■ **Assigned task**
Return all lines below containing the word "When".
*** Opening The records ***
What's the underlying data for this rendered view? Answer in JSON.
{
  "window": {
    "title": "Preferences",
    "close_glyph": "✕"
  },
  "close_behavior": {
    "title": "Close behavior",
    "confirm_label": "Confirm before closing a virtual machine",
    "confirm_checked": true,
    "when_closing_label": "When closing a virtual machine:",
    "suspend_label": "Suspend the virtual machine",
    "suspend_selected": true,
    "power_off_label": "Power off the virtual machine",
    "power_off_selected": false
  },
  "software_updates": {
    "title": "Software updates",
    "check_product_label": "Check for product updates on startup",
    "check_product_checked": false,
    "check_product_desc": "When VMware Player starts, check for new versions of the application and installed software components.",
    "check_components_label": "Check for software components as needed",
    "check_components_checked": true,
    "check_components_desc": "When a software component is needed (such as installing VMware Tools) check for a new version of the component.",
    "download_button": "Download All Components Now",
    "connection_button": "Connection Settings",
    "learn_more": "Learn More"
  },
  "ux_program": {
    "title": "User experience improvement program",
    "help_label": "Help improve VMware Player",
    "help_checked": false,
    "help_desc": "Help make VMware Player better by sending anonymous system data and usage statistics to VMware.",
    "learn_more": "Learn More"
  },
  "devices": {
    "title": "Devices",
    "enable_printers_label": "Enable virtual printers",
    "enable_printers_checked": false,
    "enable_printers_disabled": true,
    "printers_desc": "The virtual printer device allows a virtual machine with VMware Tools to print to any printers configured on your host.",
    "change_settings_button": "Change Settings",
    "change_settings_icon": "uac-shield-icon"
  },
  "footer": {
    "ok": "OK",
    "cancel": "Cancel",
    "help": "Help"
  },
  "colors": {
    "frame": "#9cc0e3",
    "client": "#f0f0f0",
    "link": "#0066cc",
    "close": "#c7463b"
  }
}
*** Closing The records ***
■ **Written solution**
    "when_closing_label": "When closing a virtual machine:",
    "check_product_desc": "When VMware Player starts, check for new versions of the application and installed software components.",
    "check_components_desc": "When a software component is needed (such as installing VMware Tools) check for a new version of the component.",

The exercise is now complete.